Excerpts from an interface dataset:
------------------------------

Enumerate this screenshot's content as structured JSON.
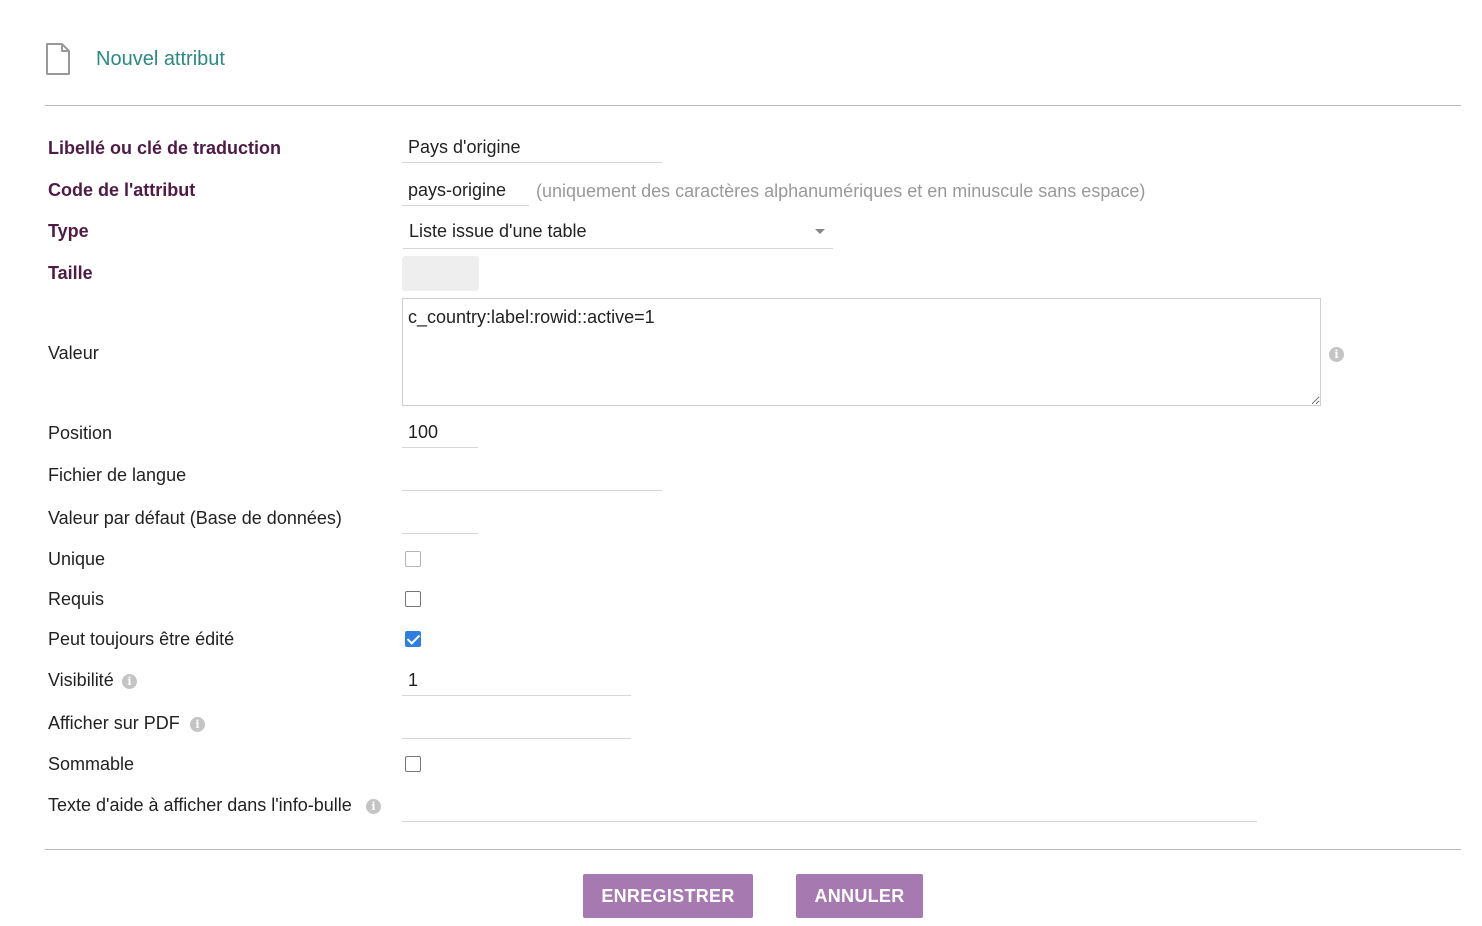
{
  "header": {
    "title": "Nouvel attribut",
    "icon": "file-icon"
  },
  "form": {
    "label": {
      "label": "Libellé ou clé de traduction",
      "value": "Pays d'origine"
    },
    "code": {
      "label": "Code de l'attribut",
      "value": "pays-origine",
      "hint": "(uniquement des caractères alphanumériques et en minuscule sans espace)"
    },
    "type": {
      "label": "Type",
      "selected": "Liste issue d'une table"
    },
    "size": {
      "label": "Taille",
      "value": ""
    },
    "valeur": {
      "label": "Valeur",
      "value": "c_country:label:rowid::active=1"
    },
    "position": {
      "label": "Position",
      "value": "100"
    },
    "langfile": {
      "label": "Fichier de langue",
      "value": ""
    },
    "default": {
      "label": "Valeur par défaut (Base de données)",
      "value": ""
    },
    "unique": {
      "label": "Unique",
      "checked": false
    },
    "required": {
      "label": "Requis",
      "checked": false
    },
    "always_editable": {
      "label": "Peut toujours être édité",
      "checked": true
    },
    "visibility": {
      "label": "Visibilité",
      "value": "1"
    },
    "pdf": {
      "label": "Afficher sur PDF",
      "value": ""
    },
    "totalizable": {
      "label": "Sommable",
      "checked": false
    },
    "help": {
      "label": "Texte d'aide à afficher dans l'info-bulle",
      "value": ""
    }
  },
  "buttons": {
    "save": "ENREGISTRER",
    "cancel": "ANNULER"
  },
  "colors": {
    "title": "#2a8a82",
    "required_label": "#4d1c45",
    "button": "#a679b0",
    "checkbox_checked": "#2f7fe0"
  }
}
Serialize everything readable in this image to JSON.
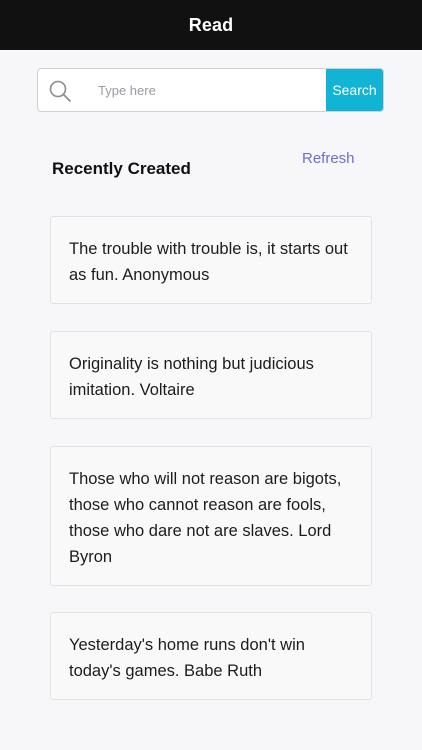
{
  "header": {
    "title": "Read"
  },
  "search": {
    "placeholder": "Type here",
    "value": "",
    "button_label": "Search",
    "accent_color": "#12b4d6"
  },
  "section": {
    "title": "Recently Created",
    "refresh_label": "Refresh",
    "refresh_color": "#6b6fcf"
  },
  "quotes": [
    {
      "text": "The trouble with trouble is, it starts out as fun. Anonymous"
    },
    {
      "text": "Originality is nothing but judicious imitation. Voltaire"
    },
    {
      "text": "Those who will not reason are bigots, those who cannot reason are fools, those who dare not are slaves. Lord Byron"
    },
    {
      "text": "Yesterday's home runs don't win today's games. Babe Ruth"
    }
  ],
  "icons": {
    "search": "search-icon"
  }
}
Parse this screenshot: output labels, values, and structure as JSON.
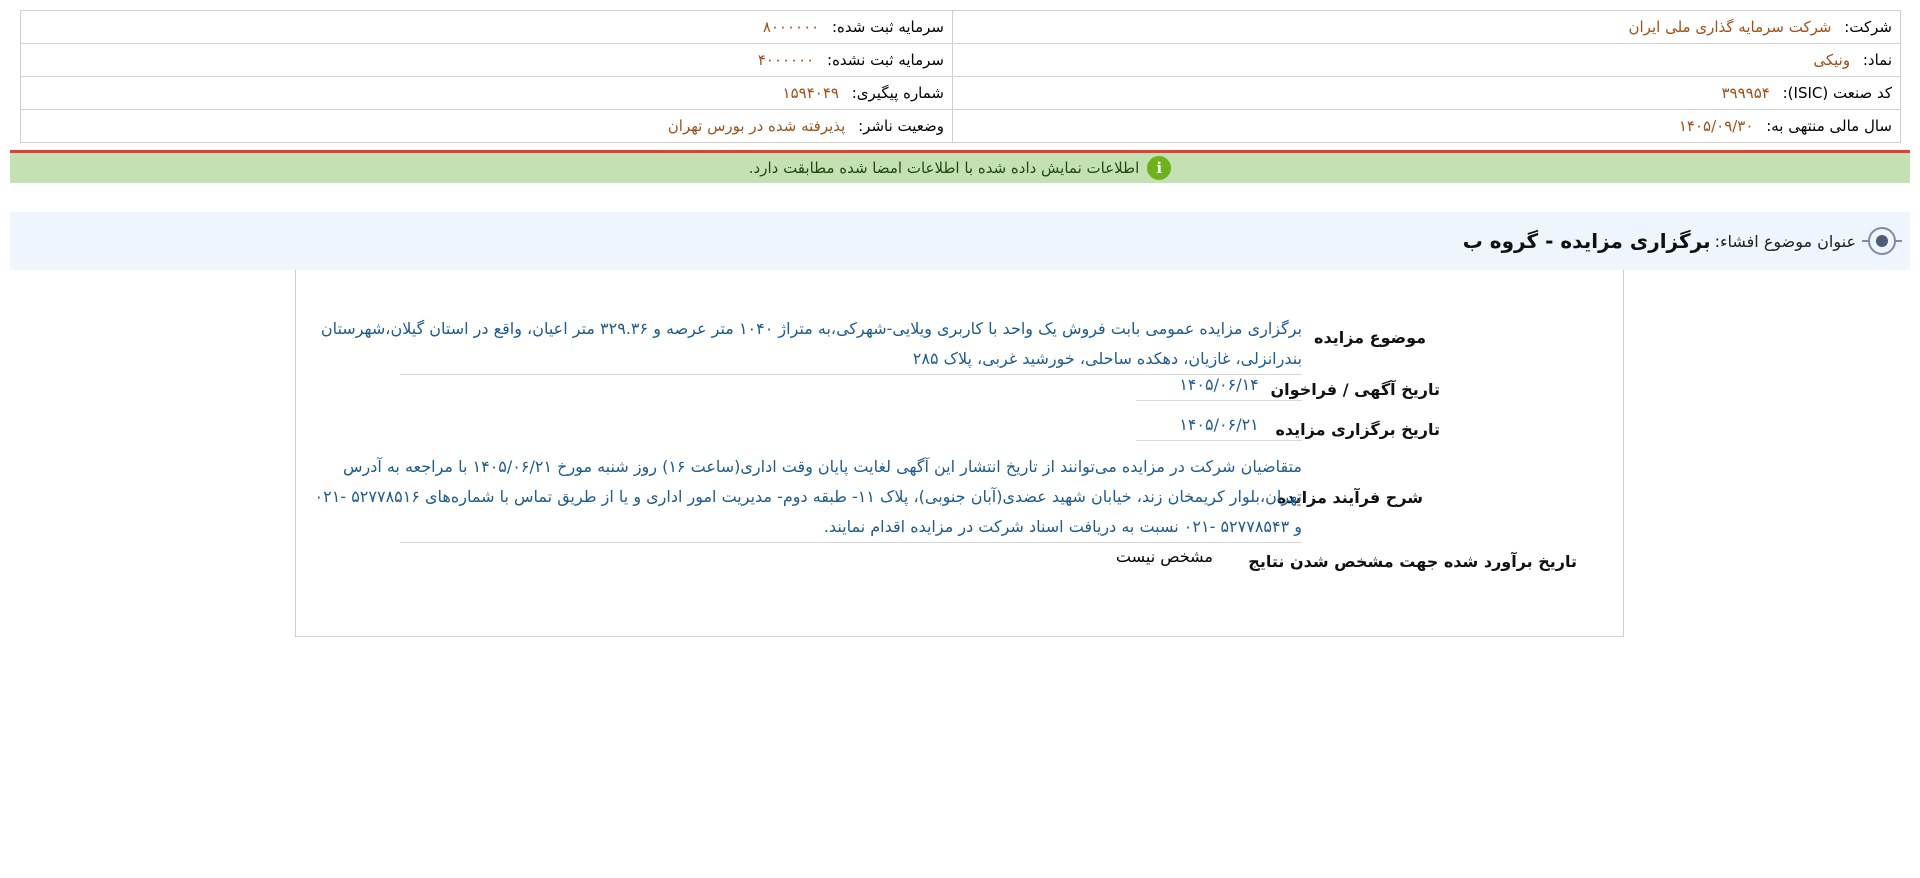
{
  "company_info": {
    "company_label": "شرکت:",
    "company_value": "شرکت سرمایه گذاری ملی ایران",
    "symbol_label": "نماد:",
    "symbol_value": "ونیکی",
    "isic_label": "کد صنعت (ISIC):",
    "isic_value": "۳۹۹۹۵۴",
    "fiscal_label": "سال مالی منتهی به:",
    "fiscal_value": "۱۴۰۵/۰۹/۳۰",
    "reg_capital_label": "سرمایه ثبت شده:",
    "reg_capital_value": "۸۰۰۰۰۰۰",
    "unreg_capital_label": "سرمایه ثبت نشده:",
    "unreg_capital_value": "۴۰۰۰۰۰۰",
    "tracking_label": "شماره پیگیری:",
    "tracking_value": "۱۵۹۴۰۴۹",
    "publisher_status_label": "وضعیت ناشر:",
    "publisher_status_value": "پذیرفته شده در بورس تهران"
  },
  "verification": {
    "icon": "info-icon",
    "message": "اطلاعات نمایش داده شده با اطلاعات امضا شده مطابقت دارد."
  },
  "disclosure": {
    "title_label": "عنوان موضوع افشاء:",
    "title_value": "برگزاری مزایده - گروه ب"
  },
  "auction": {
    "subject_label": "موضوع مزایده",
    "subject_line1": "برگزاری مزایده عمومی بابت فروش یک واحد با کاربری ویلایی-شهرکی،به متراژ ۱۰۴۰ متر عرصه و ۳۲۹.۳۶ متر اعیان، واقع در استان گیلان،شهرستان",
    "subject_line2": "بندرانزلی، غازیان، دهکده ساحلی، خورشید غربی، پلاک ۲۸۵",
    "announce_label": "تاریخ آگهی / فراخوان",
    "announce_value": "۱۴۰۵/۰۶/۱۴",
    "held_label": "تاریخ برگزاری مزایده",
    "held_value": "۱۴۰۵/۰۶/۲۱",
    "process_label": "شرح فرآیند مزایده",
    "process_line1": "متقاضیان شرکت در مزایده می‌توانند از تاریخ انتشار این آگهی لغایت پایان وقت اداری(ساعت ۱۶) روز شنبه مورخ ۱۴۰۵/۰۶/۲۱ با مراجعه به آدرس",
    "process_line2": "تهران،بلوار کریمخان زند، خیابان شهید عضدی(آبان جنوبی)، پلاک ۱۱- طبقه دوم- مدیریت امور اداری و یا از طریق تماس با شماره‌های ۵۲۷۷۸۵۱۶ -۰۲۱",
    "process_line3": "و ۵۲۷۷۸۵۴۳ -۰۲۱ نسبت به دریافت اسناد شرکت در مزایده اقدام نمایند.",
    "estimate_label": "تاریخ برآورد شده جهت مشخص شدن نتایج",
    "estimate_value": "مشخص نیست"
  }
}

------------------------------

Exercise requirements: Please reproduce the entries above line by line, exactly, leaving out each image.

Solution to this task:
Enumerate this screenshot's content as structured JSON.
{
  "header": {
    "title": "Nouvel attribut",
    "icon": "file-icon"
  },
  "form": {
    "label": {
      "label": "Libellé ou clé de traduction",
      "value": "Pays d'origine"
    },
    "code": {
      "label": "Code de l'attribut",
      "value": "pays-origine",
      "hint": "(uniquement des caractères alphanumériques et en minuscule sans espace)"
    },
    "type": {
      "label": "Type",
      "selected": "Liste issue d'une table"
    },
    "size": {
      "label": "Taille",
      "value": ""
    },
    "valeur": {
      "label": "Valeur",
      "value": "c_country:label:rowid::active=1"
    },
    "position": {
      "label": "Position",
      "value": "100"
    },
    "langfile": {
      "label": "Fichier de langue",
      "value": ""
    },
    "default": {
      "label": "Valeur par défaut (Base de données)",
      "value": ""
    },
    "unique": {
      "label": "Unique",
      "checked": false
    },
    "required": {
      "label": "Requis",
      "checked": false
    },
    "always_editable": {
      "label": "Peut toujours être édité",
      "checked": true
    },
    "visibility": {
      "label": "Visibilité",
      "value": "1"
    },
    "pdf": {
      "label": "Afficher sur PDF",
      "value": ""
    },
    "totalizable": {
      "label": "Sommable",
      "checked": false
    },
    "help": {
      "label": "Texte d'aide à afficher dans l'info-bulle",
      "value": ""
    }
  },
  "buttons": {
    "save": "ENREGISTRER",
    "cancel": "ANNULER"
  },
  "colors": {
    "title": "#2a8a82",
    "required_label": "#4d1c45",
    "button": "#a679b0",
    "checkbox_checked": "#2f7fe0"
  }
}
Serialize everything readable in this image to JSON.
{
  "header": {
    "title": "Read"
  },
  "search": {
    "placeholder": "Type here",
    "value": "",
    "button_label": "Search",
    "accent_color": "#12b4d6"
  },
  "section": {
    "title": "Recently Created",
    "refresh_label": "Refresh",
    "refresh_color": "#6b6fcf"
  },
  "quotes": [
    {
      "text": "The trouble with trouble is, it starts out as fun. Anonymous"
    },
    {
      "text": "Originality is nothing but judicious imitation. Voltaire"
    },
    {
      "text": "Those who will not reason are bigots, those who cannot reason are fools, those who dare not are slaves. Lord Byron"
    },
    {
      "text": "Yesterday's home runs don't win today's games. Babe Ruth"
    }
  ],
  "icons": {
    "search": "search-icon"
  }
}
Parse this screenshot: output labels, values, and structure as JSON.
{
  "company_info": {
    "company_label": "شرکت:",
    "company_value": "شرکت سرمایه گذاری ملی ایران",
    "symbol_label": "نماد:",
    "symbol_value": "ونیکی",
    "isic_label": "کد صنعت (ISIC):",
    "isic_value": "۳۹۹۹۵۴",
    "fiscal_label": "سال مالی منتهی به:",
    "fiscal_value": "۱۴۰۵/۰۹/۳۰",
    "reg_capital_label": "سرمایه ثبت شده:",
    "reg_capital_value": "۸۰۰۰۰۰۰",
    "unreg_capital_label": "سرمایه ثبت نشده:",
    "unreg_capital_value": "۴۰۰۰۰۰۰",
    "tracking_label": "شماره پیگیری:",
    "tracking_value": "۱۵۹۴۰۴۹",
    "publisher_status_label": "وضعیت ناشر:",
    "publisher_status_value": "پذیرفته شده در بورس تهران"
  },
  "verification": {
    "icon": "info-icon",
    "message": "اطلاعات نمایش داده شده با اطلاعات امضا شده مطابقت دارد."
  },
  "disclosure": {
    "title_label": "عنوان موضوع افشاء:",
    "title_value": "برگزاری مزایده - گروه ب"
  },
  "auction": {
    "subject_label": "موضوع مزایده",
    "subject_line1": "برگزاری مزایده عمومی بابت فروش یک واحد با کاربری ویلایی-شهرکی،به متراژ ۱۰۴۰ متر عرصه و ۳۲۹.۳۶ متر اعیان، واقع در استان گیلان،شهرستان",
    "subject_line2": "بندرانزلی، غازیان، دهکده ساحلی، خورشید غربی، پلاک ۲۸۵",
    "announce_label": "تاریخ آگهی / فراخوان",
    "announce_value": "۱۴۰۵/۰۶/۱۴",
    "held_label": "تاریخ برگزاری مزایده",
    "held_value": "۱۴۰۵/۰۶/۲۱",
    "process_label": "شرح فرآیند مزایده",
    "process_line1": "متقاضیان شرکت در مزایده می‌توانند از تاریخ انتشار این آگهی لغایت پایان وقت اداری(ساعت ۱۶) روز شنبه مورخ ۱۴۰۵/۰۶/۲۱ با مراجعه به آدرس",
    "process_line2": "تهران،بلوار کریمخان زند، خیابان شهید عضدی(آبان جنوبی)، پلاک ۱۱- طبقه دوم- مدیریت امور اداری و یا از طریق تماس با شماره‌های ۵۲۷۷۸۵۱۶ -۰۲۱",
    "process_line3": "و ۵۲۷۷۸۵۴۳ -۰۲۱ نسبت به دریافت اسناد شرکت در مزایده اقدام نمایند.",
    "estimate_label": "تاریخ برآورد شده جهت مشخص شدن نتایج",
    "estimate_value": "مشخص نیست"
  }
}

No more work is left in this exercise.